> _What is required_: Please repeat every entry that follows, keeping each one exactly the same.
Top of Record excerpts
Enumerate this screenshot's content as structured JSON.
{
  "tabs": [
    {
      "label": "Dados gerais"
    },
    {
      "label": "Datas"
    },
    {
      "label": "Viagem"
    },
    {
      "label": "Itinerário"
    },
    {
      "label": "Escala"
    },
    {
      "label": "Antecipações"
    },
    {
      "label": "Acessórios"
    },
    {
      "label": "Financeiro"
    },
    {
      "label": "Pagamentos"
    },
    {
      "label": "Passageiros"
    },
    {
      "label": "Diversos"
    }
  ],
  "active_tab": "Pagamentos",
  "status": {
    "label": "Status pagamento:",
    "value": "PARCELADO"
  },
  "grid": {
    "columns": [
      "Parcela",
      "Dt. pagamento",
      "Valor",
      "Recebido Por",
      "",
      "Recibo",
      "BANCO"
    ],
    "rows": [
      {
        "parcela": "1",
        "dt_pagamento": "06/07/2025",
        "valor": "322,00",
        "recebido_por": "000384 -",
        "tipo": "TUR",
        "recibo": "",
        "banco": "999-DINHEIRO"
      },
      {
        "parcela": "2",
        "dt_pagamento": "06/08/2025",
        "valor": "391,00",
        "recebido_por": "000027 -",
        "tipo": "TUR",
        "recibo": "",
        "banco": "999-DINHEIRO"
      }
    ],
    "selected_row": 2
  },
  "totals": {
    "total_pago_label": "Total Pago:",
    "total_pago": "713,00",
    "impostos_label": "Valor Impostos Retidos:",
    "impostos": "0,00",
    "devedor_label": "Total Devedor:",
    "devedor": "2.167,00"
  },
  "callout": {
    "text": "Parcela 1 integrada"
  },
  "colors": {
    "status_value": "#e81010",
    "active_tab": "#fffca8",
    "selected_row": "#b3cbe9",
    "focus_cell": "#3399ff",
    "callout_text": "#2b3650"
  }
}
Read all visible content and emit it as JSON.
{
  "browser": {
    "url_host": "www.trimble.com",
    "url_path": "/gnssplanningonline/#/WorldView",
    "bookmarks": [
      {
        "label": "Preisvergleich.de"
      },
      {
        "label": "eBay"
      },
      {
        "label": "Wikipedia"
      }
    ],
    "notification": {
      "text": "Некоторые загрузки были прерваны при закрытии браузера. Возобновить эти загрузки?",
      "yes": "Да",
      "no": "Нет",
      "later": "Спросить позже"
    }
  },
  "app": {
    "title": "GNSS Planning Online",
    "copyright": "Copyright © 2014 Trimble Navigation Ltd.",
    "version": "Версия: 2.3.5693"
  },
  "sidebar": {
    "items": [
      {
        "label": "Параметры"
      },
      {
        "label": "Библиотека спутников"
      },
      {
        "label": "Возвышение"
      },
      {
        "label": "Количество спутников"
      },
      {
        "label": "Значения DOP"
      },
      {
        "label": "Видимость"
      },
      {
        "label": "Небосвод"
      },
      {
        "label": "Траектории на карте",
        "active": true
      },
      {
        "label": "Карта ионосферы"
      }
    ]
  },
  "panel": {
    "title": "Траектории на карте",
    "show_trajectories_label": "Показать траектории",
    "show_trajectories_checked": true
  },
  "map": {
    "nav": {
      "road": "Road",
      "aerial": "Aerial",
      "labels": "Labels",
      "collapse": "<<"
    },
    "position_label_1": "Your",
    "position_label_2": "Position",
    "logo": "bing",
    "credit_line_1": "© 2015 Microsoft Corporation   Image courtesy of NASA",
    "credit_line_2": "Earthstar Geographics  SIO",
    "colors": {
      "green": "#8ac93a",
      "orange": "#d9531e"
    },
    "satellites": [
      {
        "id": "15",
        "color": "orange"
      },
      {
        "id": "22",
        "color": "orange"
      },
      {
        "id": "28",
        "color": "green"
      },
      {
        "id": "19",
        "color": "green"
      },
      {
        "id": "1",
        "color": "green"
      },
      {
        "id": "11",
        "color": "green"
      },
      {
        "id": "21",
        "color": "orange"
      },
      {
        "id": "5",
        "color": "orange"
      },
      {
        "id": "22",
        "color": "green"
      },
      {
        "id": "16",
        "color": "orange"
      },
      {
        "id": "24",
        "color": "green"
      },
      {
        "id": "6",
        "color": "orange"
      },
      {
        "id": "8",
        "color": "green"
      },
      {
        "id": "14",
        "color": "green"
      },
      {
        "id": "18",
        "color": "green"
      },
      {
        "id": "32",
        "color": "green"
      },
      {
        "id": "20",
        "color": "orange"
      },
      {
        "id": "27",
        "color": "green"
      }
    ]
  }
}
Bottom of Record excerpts
> _Output below_:
Enumerate this screenshot's content as structured JSON.
{
  "tabs": [
    {
      "label": "Dados gerais"
    },
    {
      "label": "Datas"
    },
    {
      "label": "Viagem"
    },
    {
      "label": "Itinerário"
    },
    {
      "label": "Escala"
    },
    {
      "label": "Antecipações"
    },
    {
      "label": "Acessórios"
    },
    {
      "label": "Financeiro"
    },
    {
      "label": "Pagamentos"
    },
    {
      "label": "Passageiros"
    },
    {
      "label": "Diversos"
    }
  ],
  "active_tab": "Pagamentos",
  "status": {
    "label": "Status pagamento:",
    "value": "PARCELADO"
  },
  "grid": {
    "columns": [
      "Parcela",
      "Dt. pagamento",
      "Valor",
      "Recebido Por",
      "",
      "Recibo",
      "BANCO"
    ],
    "rows": [
      {
        "parcela": "1",
        "dt_pagamento": "06/07/2025",
        "valor": "322,00",
        "recebido_por": "000384 -",
        "tipo": "TUR",
        "recibo": "",
        "banco": "999-DINHEIRO"
      },
      {
        "parcela": "2",
        "dt_pagamento": "06/08/2025",
        "valor": "391,00",
        "recebido_por": "000027 -",
        "tipo": "TUR",
        "recibo": "",
        "banco": "999-DINHEIRO"
      }
    ],
    "selected_row": 2
  },
  "totals": {
    "total_pago_label": "Total Pago:",
    "total_pago": "713,00",
    "impostos_label": "Valor Impostos Retidos:",
    "impostos": "0,00",
    "devedor_label": "Total Devedor:",
    "devedor": "2.167,00"
  },
  "callout": {
    "text": "Parcela 1 integrada"
  },
  "colors": {
    "status_value": "#e81010",
    "active_tab": "#fffca8",
    "selected_row": "#b3cbe9",
    "focus_cell": "#3399ff",
    "callout_text": "#2b3650"
  }
}
Read all visible content and emit it as JSON.
{
  "browser": {
    "url_host": "www.trimble.com",
    "url_path": "/gnssplanningonline/#/WorldView",
    "bookmarks": [
      {
        "label": "Preisvergleich.de"
      },
      {
        "label": "eBay"
      },
      {
        "label": "Wikipedia"
      }
    ],
    "notification": {
      "text": "Некоторые загрузки были прерваны при закрытии браузера. Возобновить эти загрузки?",
      "yes": "Да",
      "no": "Нет",
      "later": "Спросить позже"
    }
  },
  "app": {
    "title": "GNSS Planning Online",
    "copyright": "Copyright © 2014 Trimble Navigation Ltd.",
    "version": "Версия: 2.3.5693"
  },
  "sidebar": {
    "items": [
      {
        "label": "Параметры"
      },
      {
        "label": "Библиотека спутников"
      },
      {
        "label": "Возвышение"
      },
      {
        "label": "Количество спутников"
      },
      {
        "label": "Значения DOP"
      },
      {
        "label": "Видимость"
      },
      {
        "label": "Небосвод"
      },
      {
        "label": "Траектории на карте",
        "active": true
      },
      {
        "label": "Карта ионосферы"
      }
    ]
  },
  "panel": {
    "title": "Траектории на карте",
    "show_trajectories_label": "Показать траектории",
    "show_trajectories_checked": true
  },
  "map": {
    "nav": {
      "road": "Road",
      "aerial": "Aerial",
      "labels": "Labels",
      "collapse": "<<"
    },
    "position_label_1": "Your",
    "position_label_2": "Position",
    "logo": "bing",
    "credit_line_1": "© 2015 Microsoft Corporation   Image courtesy of NASA",
    "credit_line_2": "Earthstar Geographics  SIO",
    "colors": {
      "green": "#8ac93a",
      "orange": "#d9531e"
    },
    "satellites": [
      {
        "id": "15",
        "color": "orange"
      },
      {
        "id": "22",
        "color": "orange"
      },
      {
        "id": "28",
        "color": "green"
      },
      {
        "id": "19",
        "color": "green"
      },
      {
        "id": "1",
        "color": "green"
      },
      {
        "id": "11",
        "color": "green"
      },
      {
        "id": "21",
        "color": "orange"
      },
      {
        "id": "5",
        "color": "orange"
      },
      {
        "id": "22",
        "color": "green"
      },
      {
        "id": "16",
        "color": "orange"
      },
      {
        "id": "24",
        "color": "green"
      },
      {
        "id": "6",
        "color": "orange"
      },
      {
        "id": "8",
        "color": "green"
      },
      {
        "id": "14",
        "color": "green"
      },
      {
        "id": "18",
        "color": "green"
      },
      {
        "id": "32",
        "color": "green"
      },
      {
        "id": "20",
        "color": "orange"
      },
      {
        "id": "27",
        "color": "green"
      }
    ]
  }
}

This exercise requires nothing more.